WHAT TO WORK ON = What lines in the records below include the word "JSON"? Return each one.

*** INPUT FOR THIS TASK Section Begins ***

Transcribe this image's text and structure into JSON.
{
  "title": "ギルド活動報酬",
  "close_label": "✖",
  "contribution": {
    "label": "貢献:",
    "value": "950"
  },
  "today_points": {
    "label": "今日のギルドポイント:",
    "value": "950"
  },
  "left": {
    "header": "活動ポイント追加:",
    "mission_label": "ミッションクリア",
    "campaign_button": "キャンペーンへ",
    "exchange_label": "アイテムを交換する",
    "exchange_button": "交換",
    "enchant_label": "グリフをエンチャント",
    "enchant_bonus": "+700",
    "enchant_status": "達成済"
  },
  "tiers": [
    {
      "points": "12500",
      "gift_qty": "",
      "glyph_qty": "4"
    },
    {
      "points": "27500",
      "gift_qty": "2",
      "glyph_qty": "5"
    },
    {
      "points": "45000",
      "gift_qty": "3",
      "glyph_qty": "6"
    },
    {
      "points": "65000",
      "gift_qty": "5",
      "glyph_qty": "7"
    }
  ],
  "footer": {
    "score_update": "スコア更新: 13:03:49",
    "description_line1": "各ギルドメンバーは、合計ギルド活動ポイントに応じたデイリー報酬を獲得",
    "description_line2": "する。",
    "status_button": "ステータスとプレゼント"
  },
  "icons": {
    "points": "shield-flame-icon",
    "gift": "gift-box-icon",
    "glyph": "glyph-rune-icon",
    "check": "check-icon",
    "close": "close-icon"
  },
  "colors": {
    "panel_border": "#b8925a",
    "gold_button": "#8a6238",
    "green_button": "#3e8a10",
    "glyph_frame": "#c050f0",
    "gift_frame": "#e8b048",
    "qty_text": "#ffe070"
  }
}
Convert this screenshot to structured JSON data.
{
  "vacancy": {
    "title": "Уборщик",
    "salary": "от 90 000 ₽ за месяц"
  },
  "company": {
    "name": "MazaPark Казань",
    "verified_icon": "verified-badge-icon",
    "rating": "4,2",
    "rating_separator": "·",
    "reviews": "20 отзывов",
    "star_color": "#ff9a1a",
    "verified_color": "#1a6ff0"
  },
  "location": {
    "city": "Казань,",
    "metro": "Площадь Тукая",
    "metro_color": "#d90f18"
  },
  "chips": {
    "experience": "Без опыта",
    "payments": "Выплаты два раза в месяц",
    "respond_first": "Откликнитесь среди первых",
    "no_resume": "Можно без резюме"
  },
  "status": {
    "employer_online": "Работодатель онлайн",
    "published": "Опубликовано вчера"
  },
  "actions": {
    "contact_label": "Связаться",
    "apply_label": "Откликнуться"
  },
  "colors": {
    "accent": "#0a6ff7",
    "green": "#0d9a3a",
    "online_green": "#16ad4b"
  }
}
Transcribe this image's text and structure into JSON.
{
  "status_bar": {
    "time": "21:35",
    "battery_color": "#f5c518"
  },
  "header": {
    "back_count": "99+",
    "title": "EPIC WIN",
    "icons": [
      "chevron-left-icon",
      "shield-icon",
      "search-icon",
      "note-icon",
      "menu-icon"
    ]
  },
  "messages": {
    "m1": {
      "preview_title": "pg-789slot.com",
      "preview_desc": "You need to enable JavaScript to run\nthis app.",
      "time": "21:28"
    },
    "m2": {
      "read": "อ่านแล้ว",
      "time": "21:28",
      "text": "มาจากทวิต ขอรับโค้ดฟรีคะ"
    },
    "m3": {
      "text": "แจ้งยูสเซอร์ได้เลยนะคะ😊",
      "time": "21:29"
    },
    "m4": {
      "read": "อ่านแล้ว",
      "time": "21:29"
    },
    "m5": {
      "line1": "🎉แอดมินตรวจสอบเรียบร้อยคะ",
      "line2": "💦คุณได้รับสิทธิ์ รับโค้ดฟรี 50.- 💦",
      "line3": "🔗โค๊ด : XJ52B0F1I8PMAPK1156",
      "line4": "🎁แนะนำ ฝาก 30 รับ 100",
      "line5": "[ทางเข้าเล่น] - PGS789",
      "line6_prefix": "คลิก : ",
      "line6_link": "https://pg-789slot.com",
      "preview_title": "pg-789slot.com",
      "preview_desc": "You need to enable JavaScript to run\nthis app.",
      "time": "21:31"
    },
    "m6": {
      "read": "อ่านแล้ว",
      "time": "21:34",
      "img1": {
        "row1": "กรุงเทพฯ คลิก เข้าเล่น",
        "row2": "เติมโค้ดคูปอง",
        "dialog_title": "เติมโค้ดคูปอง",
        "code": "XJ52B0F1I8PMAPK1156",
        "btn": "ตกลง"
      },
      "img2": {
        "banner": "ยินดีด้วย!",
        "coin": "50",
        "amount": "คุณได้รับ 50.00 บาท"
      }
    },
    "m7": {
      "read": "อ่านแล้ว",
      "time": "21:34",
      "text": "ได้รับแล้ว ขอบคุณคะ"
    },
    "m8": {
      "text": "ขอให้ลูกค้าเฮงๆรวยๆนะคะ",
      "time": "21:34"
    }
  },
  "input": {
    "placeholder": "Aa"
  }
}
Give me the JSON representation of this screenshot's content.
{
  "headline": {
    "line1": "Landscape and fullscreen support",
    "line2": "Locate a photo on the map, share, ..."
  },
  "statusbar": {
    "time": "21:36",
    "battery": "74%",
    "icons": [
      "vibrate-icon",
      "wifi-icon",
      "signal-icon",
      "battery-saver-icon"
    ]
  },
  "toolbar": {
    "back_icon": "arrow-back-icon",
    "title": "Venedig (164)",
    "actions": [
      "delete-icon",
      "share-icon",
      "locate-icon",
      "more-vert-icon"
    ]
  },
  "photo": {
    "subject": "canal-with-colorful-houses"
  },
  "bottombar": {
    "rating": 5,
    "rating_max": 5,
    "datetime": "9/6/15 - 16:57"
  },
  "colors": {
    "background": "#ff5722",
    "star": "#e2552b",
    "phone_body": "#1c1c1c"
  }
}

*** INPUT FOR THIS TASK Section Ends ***

FINISHED EXERCISE =
Transcribe this image's text and structure into JSON.
Convert this screenshot to structured JSON data.
Transcribe this image's text and structure into JSON.
Give me the JSON representation of this screenshot's content.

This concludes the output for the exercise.